§ Exercise
Keep only the lines that hold the string "sensor", filtering out the rest of the entries below.

§ Material for this task
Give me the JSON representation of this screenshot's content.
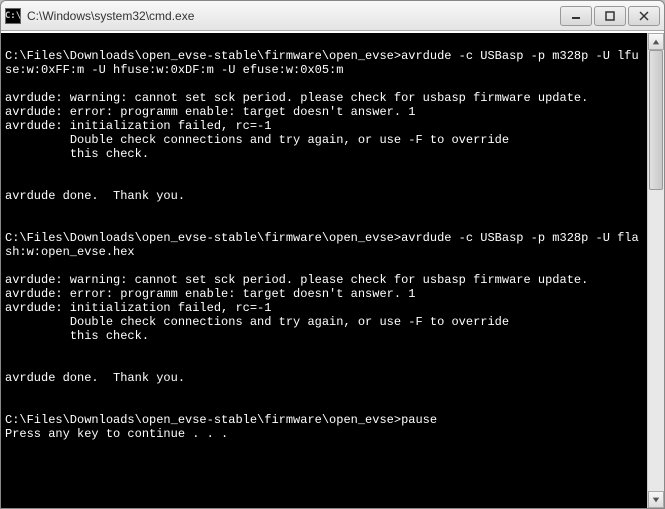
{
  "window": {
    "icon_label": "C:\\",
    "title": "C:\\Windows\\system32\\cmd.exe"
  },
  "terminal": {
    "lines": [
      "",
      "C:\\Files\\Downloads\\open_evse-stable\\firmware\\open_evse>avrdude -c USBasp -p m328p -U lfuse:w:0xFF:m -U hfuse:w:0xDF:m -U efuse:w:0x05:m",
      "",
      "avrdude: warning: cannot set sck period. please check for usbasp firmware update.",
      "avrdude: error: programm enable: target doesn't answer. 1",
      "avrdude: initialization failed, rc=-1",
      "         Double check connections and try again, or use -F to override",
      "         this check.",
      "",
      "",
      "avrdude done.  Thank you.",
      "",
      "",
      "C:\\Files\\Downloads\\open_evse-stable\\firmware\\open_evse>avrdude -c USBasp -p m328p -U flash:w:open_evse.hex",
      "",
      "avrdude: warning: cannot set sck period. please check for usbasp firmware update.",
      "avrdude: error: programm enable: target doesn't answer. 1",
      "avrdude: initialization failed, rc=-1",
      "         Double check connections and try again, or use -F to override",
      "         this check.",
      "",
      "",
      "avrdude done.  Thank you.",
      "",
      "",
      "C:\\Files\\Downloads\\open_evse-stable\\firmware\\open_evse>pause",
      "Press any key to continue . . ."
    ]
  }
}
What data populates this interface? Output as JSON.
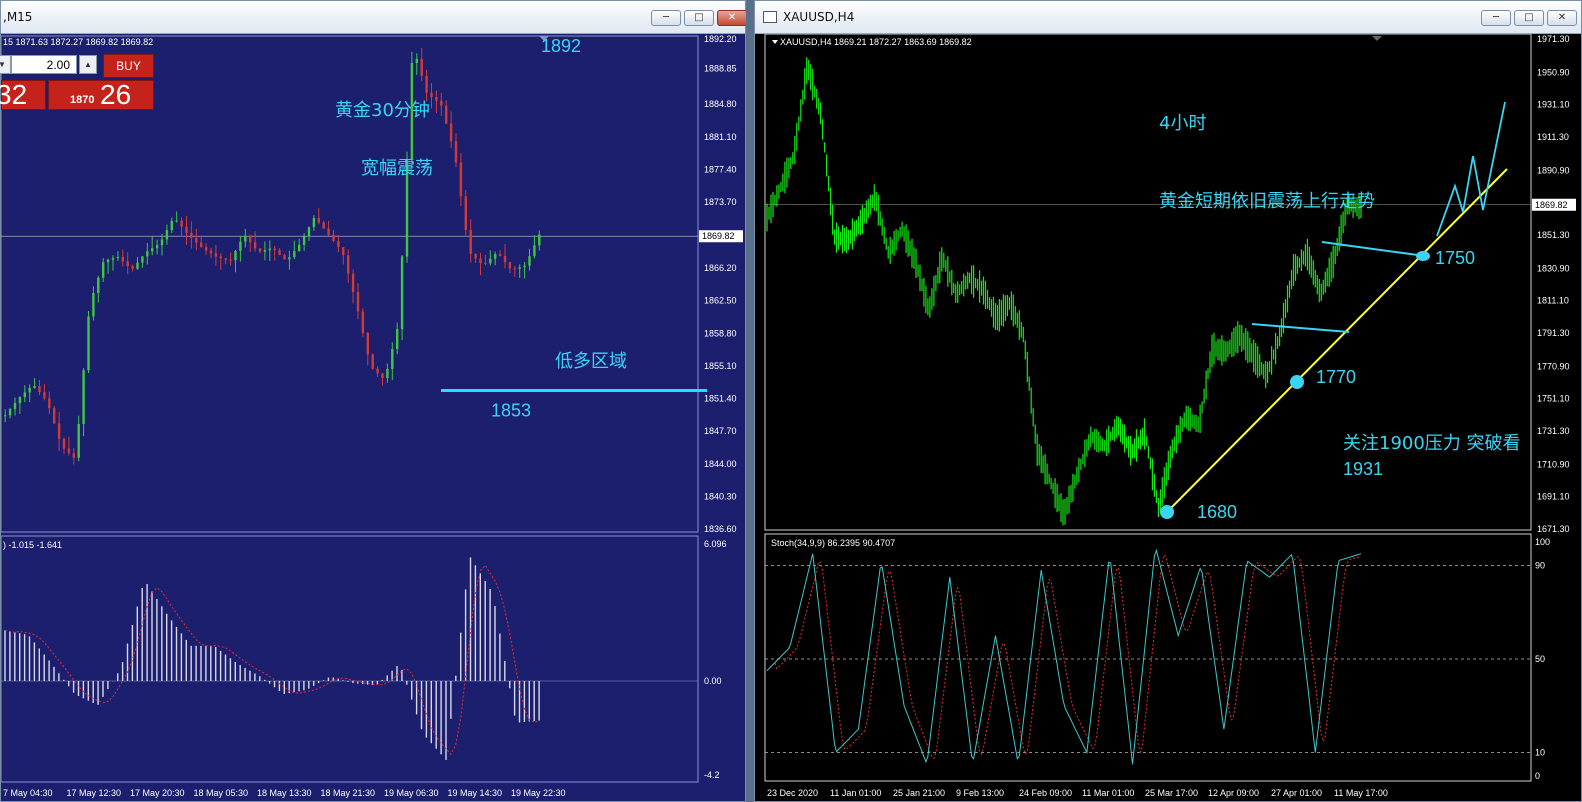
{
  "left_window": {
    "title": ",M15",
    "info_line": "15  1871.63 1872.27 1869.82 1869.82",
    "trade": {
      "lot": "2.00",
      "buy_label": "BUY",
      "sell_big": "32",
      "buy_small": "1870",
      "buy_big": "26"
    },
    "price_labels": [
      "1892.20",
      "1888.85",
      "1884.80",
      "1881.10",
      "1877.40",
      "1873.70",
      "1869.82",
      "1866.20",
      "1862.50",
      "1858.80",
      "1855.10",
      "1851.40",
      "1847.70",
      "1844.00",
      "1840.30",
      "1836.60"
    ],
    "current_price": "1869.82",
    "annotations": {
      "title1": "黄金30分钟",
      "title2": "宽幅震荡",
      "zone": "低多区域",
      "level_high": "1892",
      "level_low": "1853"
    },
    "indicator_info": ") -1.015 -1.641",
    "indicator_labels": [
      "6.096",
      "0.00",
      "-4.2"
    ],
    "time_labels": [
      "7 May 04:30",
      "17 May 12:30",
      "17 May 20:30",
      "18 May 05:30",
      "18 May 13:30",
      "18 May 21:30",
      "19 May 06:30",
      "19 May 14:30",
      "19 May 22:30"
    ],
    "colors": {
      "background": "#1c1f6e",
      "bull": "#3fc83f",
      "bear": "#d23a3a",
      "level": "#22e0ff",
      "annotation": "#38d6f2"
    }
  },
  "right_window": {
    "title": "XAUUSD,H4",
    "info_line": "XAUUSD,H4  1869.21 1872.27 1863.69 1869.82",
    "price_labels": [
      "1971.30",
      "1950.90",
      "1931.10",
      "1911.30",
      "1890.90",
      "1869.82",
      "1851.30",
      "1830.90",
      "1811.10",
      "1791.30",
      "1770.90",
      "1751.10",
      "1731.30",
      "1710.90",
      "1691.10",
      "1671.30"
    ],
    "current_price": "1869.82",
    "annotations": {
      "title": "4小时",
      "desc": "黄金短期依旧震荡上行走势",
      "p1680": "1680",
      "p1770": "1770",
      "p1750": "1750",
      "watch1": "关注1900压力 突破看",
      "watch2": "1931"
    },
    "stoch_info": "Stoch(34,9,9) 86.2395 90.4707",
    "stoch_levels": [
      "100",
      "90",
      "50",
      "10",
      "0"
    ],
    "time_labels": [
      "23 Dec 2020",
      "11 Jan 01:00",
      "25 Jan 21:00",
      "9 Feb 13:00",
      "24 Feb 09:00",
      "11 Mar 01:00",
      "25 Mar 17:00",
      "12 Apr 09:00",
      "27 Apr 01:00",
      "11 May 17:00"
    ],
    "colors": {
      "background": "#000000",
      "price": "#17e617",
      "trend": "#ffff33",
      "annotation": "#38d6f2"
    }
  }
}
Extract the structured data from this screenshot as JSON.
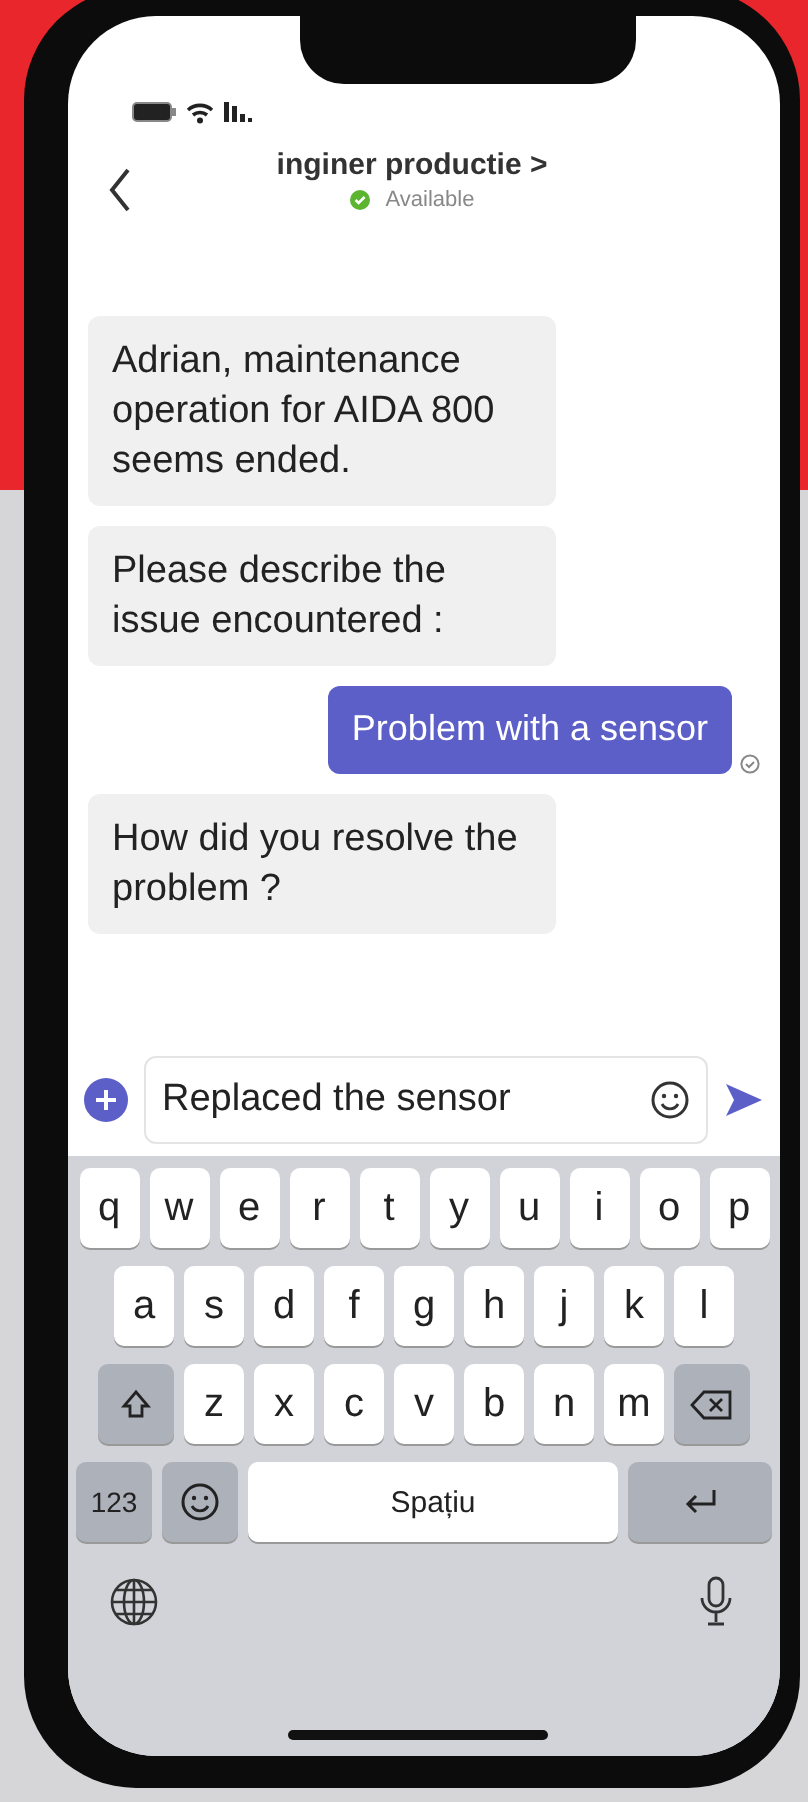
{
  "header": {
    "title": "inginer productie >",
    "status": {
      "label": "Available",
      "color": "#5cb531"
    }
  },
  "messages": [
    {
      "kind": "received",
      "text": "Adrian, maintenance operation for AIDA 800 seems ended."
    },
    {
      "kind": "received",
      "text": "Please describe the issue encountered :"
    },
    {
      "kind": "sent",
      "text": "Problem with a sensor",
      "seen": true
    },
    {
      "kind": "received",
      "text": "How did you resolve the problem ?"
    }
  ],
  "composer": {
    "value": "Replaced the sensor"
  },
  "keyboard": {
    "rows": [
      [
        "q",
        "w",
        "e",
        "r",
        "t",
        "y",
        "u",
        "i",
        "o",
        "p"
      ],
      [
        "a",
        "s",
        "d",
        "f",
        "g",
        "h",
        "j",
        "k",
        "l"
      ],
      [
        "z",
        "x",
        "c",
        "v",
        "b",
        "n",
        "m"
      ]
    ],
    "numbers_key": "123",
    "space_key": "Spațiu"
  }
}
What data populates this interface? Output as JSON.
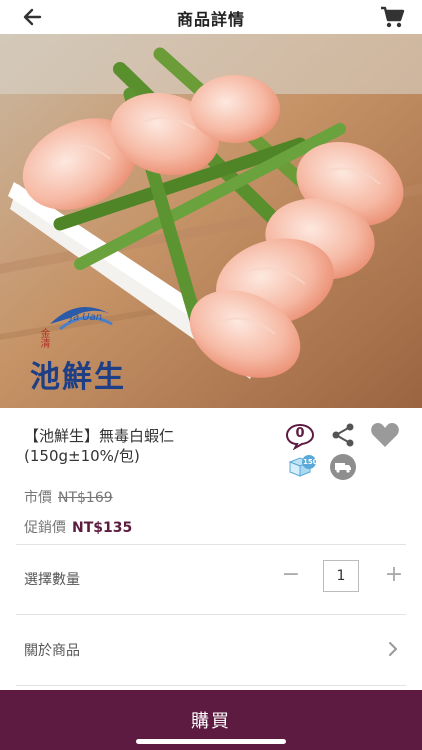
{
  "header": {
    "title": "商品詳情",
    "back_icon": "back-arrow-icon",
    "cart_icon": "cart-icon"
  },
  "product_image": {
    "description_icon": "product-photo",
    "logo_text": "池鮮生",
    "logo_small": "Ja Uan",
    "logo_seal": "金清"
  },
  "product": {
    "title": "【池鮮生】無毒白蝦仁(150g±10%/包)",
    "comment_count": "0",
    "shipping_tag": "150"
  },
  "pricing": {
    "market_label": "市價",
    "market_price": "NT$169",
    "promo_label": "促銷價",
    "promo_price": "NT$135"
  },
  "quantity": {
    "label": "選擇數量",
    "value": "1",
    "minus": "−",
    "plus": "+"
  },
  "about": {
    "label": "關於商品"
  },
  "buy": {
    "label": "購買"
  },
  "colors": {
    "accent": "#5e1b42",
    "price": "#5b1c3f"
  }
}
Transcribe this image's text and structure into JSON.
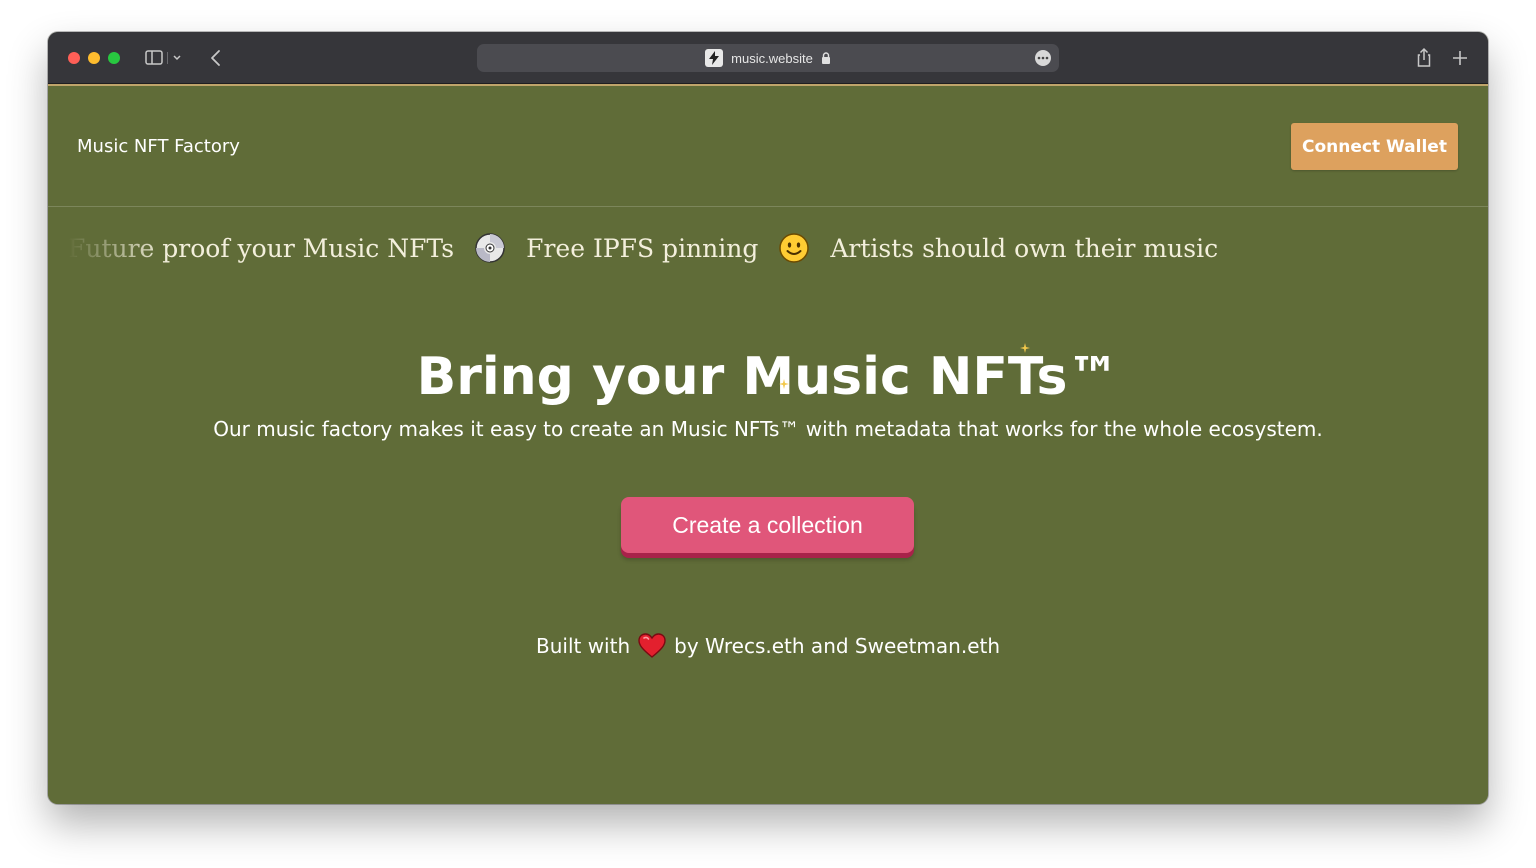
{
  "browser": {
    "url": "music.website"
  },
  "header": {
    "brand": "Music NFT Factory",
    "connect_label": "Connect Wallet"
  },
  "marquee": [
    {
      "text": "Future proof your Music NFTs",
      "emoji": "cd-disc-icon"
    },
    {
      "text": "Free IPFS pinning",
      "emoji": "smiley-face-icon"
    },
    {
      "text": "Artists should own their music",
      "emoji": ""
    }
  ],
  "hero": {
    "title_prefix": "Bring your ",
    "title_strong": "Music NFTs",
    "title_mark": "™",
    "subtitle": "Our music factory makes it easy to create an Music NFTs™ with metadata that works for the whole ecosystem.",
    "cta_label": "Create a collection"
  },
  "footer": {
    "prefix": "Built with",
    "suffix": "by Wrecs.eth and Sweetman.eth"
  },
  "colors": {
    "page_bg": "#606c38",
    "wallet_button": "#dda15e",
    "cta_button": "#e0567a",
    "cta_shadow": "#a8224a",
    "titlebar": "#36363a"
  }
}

§ Problem solution
      "text": "Problem with a sensor",
    "value": "Replaced the sensor"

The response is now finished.